> _GIVEN RECORDS_:
______________________________

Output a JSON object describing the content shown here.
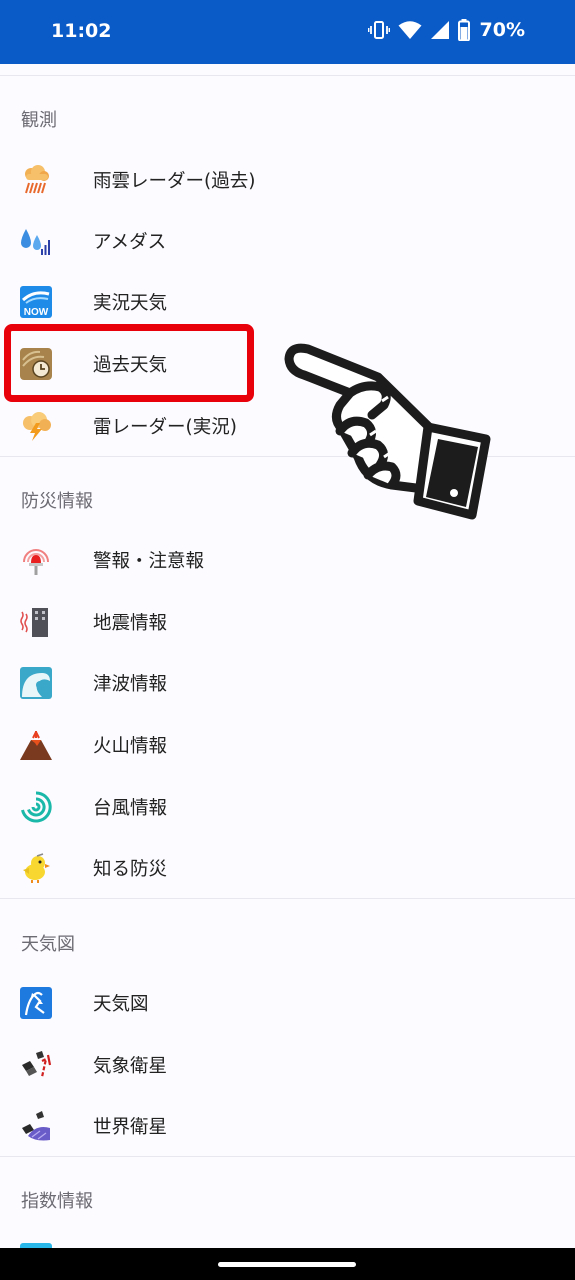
{
  "status_bar": {
    "time": "11:02",
    "battery": "70%"
  },
  "sections": [
    {
      "header": "観測",
      "items": [
        {
          "label": "雨雲レーダー(過去)",
          "icon": "rain-cloud-icon"
        },
        {
          "label": "アメダス",
          "icon": "amedas-raindrop-icon"
        },
        {
          "label": "実況天気",
          "icon": "now-weather-icon",
          "icon_text": "NOW"
        },
        {
          "label": "過去天気",
          "icon": "past-weather-icon"
        },
        {
          "label": "雷レーダー(実況)",
          "icon": "lightning-icon"
        }
      ]
    },
    {
      "header": "防災情報",
      "items": [
        {
          "label": "警報・注意報",
          "icon": "warning-beacon-icon"
        },
        {
          "label": "地震情報",
          "icon": "earthquake-building-icon"
        },
        {
          "label": "津波情報",
          "icon": "tsunami-wave-icon"
        },
        {
          "label": "火山情報",
          "icon": "volcano-icon"
        },
        {
          "label": "台風情報",
          "icon": "typhoon-icon"
        },
        {
          "label": "知る防災",
          "icon": "bird-mascot-icon"
        }
      ]
    },
    {
      "header": "天気図",
      "items": [
        {
          "label": "天気図",
          "icon": "weather-map-icon"
        },
        {
          "label": "気象衛星",
          "icon": "weather-satellite-icon"
        },
        {
          "label": "世界衛星",
          "icon": "world-satellite-icon"
        }
      ]
    },
    {
      "header": "指数情報",
      "items": []
    }
  ],
  "colors": {
    "status_bar": "#0a5ac8",
    "highlight": "#e8000b"
  }
}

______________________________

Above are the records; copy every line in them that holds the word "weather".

> _WORKED SOLUTION_:
          "icon": "now-weather-icon",
          "icon": "past-weather-icon"
          "icon": "weather-map-icon"
          "icon": "weather-satellite-icon"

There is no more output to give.